___ The input ___

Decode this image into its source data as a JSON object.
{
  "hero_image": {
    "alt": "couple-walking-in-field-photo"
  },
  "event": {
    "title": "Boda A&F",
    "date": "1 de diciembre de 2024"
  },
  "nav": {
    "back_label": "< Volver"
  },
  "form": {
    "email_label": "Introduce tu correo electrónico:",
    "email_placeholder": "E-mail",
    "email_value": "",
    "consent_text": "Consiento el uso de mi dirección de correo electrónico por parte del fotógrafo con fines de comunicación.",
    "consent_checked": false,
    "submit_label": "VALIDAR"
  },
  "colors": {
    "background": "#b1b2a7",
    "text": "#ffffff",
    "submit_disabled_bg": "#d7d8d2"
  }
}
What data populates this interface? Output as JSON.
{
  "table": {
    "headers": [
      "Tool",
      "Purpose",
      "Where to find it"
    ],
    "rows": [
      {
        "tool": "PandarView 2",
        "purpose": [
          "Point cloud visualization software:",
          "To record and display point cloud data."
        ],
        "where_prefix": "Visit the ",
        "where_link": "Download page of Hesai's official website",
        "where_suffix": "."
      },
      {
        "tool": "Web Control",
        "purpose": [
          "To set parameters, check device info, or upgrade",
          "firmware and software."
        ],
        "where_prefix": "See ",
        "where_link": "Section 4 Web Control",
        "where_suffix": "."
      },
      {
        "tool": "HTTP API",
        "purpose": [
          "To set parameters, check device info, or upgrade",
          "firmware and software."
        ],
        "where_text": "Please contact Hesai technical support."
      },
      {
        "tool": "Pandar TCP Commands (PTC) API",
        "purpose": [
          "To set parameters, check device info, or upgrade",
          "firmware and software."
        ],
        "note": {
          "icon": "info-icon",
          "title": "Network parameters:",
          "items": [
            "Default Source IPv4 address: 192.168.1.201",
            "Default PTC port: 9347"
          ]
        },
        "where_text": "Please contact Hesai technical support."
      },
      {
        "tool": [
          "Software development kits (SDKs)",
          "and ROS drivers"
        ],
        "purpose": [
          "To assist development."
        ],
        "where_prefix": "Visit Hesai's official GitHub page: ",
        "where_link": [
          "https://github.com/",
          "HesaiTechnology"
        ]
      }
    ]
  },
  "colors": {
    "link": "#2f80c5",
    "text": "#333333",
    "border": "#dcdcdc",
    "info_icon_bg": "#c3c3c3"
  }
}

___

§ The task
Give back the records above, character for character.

§ Response to this task
Decode this image into its source data as a JSON object.
{
  "hero_image": {
    "alt": "couple-walking-in-field-photo"
  },
  "event": {
    "title": "Boda A&F",
    "date": "1 de diciembre de 2024"
  },
  "nav": {
    "back_label": "< Volver"
  },
  "form": {
    "email_label": "Introduce tu correo electrónico:",
    "email_placeholder": "E-mail",
    "email_value": "",
    "consent_text": "Consiento el uso de mi dirección de correo electrónico por parte del fotógrafo con fines de comunicación.",
    "consent_checked": false,
    "submit_label": "VALIDAR"
  },
  "colors": {
    "background": "#b1b2a7",
    "text": "#ffffff",
    "submit_disabled_bg": "#d7d8d2"
  }
}
What data populates this interface? Output as JSON.
{
  "table": {
    "headers": [
      "Tool",
      "Purpose",
      "Where to find it"
    ],
    "rows": [
      {
        "tool": "PandarView 2",
        "purpose": [
          "Point cloud visualization software:",
          "To record and display point cloud data."
        ],
        "where_prefix": "Visit the ",
        "where_link": "Download page of Hesai's official website",
        "where_suffix": "."
      },
      {
        "tool": "Web Control",
        "purpose": [
          "To set parameters, check device info, or upgrade",
          "firmware and software."
        ],
        "where_prefix": "See ",
        "where_link": "Section 4 Web Control",
        "where_suffix": "."
      },
      {
        "tool": "HTTP API",
        "purpose": [
          "To set parameters, check device info, or upgrade",
          "firmware and software."
        ],
        "where_text": "Please contact Hesai technical support."
      },
      {
        "tool": "Pandar TCP Commands (PTC) API",
        "purpose": [
          "To set parameters, check device info, or upgrade",
          "firmware and software."
        ],
        "note": {
          "icon": "info-icon",
          "title": "Network parameters:",
          "items": [
            "Default Source IPv4 address: 192.168.1.201",
            "Default PTC port: 9347"
          ]
        },
        "where_text": "Please contact Hesai technical support."
      },
      {
        "tool": [
          "Software development kits (SDKs)",
          "and ROS drivers"
        ],
        "purpose": [
          "To assist development."
        ],
        "where_prefix": "Visit Hesai's official GitHub page: ",
        "where_link": [
          "https://github.com/",
          "HesaiTechnology"
        ]
      }
    ]
  },
  "colors": {
    "link": "#2f80c5",
    "text": "#333333",
    "border": "#dcdcdc",
    "info_icon_bg": "#c3c3c3"
  }
}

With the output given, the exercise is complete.